When a Silicon controlled rectifier is turned off, the anode receives positive voltages, the gate receives zero voltages, and the cathode receives negative voltages. As a result, the first and third junctions are forward biassed, but junction two is reverse biassed. J2 reaches its avalanche breakdown value and starts running. J1’s resistance is quite high below this amount, therefore many believe it to be faulty.

The ON state is obtained by either increasing the possible difference between the cathode and anode voltages above the avalanche voltages or delivering positive signals to the gate. As soon as the SCR starts to conduct, the gate voltage is no longer required to keep the SCR in the ON state, and the SCR switches off.

Read More


This way of assuring Silicon controlled rectifier conduction is known as triggering or firing, and it is one of the most often used methods of latching SCRs in practise. In actuality, users often choose SCRs with a break overvoltage greater than the greatest voltage expected from the power supply, enabling them to be turned on only by an intentional voltage pulse applied to the gates.

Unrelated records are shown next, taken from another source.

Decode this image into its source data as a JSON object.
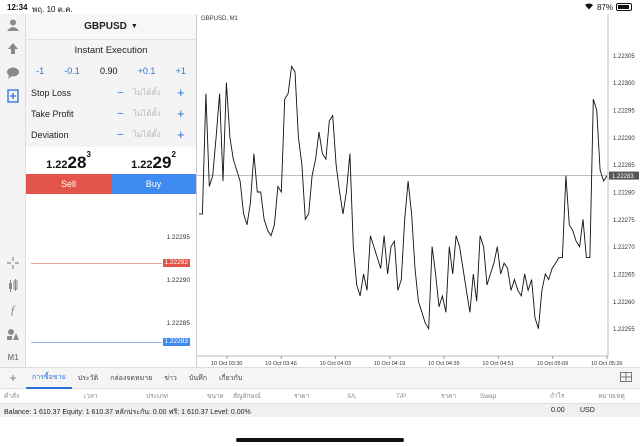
{
  "status_bar": {
    "time": "12:34",
    "date": "พฤ. 10 ต.ค.",
    "battery": "87%"
  },
  "toolrail": {
    "icons": [
      "quotes-icon",
      "trade-icon",
      "chat-icon",
      "new-order-icon",
      "crosshair-icon",
      "candles-icon",
      "indicator-icon",
      "objects-icon"
    ],
    "timeframe": "M1"
  },
  "order": {
    "symbol": "GBPUSD",
    "execution": "Instant Execution",
    "volume_steps": [
      "-1",
      "-0.1",
      "+0.1",
      "+1"
    ],
    "volume": "0.90",
    "params": [
      {
        "label": "Stop Loss",
        "value": "ไม่ได้ตั้ง"
      },
      {
        "label": "Take Profit",
        "value": "ไม่ได้ตั้ง"
      },
      {
        "label": "Deviation",
        "value": "ไม่ได้ตั้ง"
      }
    ],
    "bid": {
      "small": "1.22",
      "big": "28",
      "sup": "3"
    },
    "ask": {
      "small": "1.22",
      "big": "29",
      "sup": "2"
    },
    "sell_label": "Sell",
    "buy_label": "Buy"
  },
  "depth": {
    "levels": [
      "1.22295",
      "1.22290",
      "1.22285"
    ],
    "ask_tag": "1.22292",
    "bid_tag": "1.22283",
    "ask_color": "#e25548",
    "bid_color": "#3f8af0"
  },
  "chart_data": {
    "type": "line",
    "title": "GBPUSD, M1",
    "ylim": [
      1.2225,
      1.2231
    ],
    "y_ticks": [
      "1.22305",
      "1.22300",
      "1.22295",
      "1.22290",
      "1.22285",
      "1.22280",
      "1.22275",
      "1.22270",
      "1.22265",
      "1.22260",
      "1.22255"
    ],
    "x_ticks": [
      "10 Oct 03:30",
      "10 Oct 03:46",
      "10 Oct 04:03",
      "10 Oct 04:19",
      "10 Oct 04:35",
      "10 Oct 04:51",
      "10 Oct 05:09",
      "10 Oct 05:26"
    ],
    "current_price": "1.22283",
    "current_price_value": 1.22283,
    "values": [
      1.22276,
      1.22276,
      1.22298,
      1.22281,
      1.22283,
      1.2229,
      1.22298,
      1.22282,
      1.223,
      1.2229,
      1.22286,
      1.22284,
      1.22282,
      1.22276,
      1.22274,
      1.22278,
      1.22287,
      1.2228,
      1.2228,
      1.22275,
      1.22273,
      1.22272,
      1.22274,
      1.22281,
      1.2228,
      1.22297,
      1.22298,
      1.22303,
      1.22302,
      1.2229,
      1.22285,
      1.22275,
      1.22276,
      1.22283,
      1.22286,
      1.22291,
      1.22287,
      1.22286,
      1.22293,
      1.22294,
      1.22285,
      1.2228,
      1.22276,
      1.2228,
      1.22287,
      1.2227,
      1.22263,
      1.22261,
      1.22265,
      1.22262,
      1.22272,
      1.2227,
      1.22268,
      1.22266,
      1.22272,
      1.22265,
      1.2227,
      1.22271,
      1.22262,
      1.22264,
      1.22275,
      1.22282,
      1.22276,
      1.22266,
      1.2226,
      1.22258,
      1.22256,
      1.22255,
      1.2227,
      1.22265,
      1.22259,
      1.22261,
      1.22258,
      1.2227,
      1.22265,
      1.22272,
      1.2227,
      1.22266,
      1.22262,
      1.22258,
      1.22265,
      1.2226,
      1.22272,
      1.2227,
      1.22263,
      1.22265,
      1.22267,
      1.2227,
      1.22265,
      1.22267,
      1.22266,
      1.22262,
      1.22264,
      1.22262,
      1.22261,
      1.22265,
      1.22262,
      1.22264,
      1.22257,
      1.22255,
      1.22262,
      1.22265,
      1.22264,
      1.22266,
      1.22267,
      1.22268,
      1.22268,
      1.22283,
      1.22274,
      1.22273,
      1.22271,
      1.2227,
      1.22275,
      1.22268,
      1.22268,
      1.22297,
      1.22295,
      1.22284,
      1.22282,
      1.22283
    ]
  },
  "tabs": [
    "การซื้อขาย",
    "ประวัติ",
    "กล่องจดหมาย",
    "ข่าว",
    "บันทึก",
    "เกี่ยวกับ"
  ],
  "columns": [
    "คำสั่ง",
    "เวลา",
    "ประเภท",
    "ขนาด",
    "สัญลักษณ์",
    "ราคา",
    "S/L",
    "T/P",
    "ราคา",
    "Swap",
    "กำไร",
    "หมายเหตุ"
  ],
  "balance": {
    "text": "Balance: 1 610.37 Equity: 1 610.37 หลักประกัน: 0.00 ฟรี: 1 610.37 Level: 0.00%",
    "total": "0.00",
    "currency": "USD"
  }
}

Reverse activation

It’s worth noting that Silicon-controlled rectifiers may be turned off directly by connecting their cathode and gate terminals, or by “reverse-triggering” them using negative voltages (around the cathode) to force the transistor at the lower end into cutoff. I think this is “occasionally” doable since it includes shunting the collector current of the upper transistor through the base of the transistor at the lower end. This current might be substantial, making a triggered SCR shut-off difficult at best. A thyristor with Gate-Turn-Off is a variation of the SCR that simplifies this function. Even with Gate-Turn-Off, the current required at the gate to turn it off might be as much as 20% of the load current!

SCR Function Testing using an Ohmmeter

An ohmmeter may be used to perform a rudimentary test of Silicon-controlled rectifier performance or, at the most basic level, terminal identification. Because the connection between the gate and the cathode on the inside is a PN junction (single), a metre with the gate (red test lead) and the cathode (black test lead) should show continuity between these terminals. Any further continuity tests performed on a Silicon-controlled rectifier will provide a “open” result. It is critical to realise that this is a rather simple test that does not offer an accurate picture of the SCR. Even if an SCR delivers good ohmmeter readings, it might still be defective.

The gate-to-cathode junction voltage signal produced by a multimeter equipped with a “diode check” function may or may not be related to silicon PN junctions. In certain cases, the junction voltage will be substantially lower: a few hundredths of a volt. This is caused by an internal resistor connected between the cathode and gate in certain SCRs. This resistor protects the SCR against erroneous triggering caused by voltage spikes, noise, or static discharge of electric pulses.


SCRs, like true rectifiers, allow only one direction of current to travel through them. As a consequence, you can’t use them to handle full-wave AC power on their own. When diodes in a rectifier circuit are replaced with SCRs, a controlled rectifier circuit is constructed, with DC power to a load time-proportioned by activating the SCRs at various points along the AC power waveform.

How useful was this post?

Click on a star to rate it!

Average rating 0 / 5. Vote count: 0

No votes so far! Be the first to rate this post.

As you found this post useful...

Follow us on social media!

Leave a Comment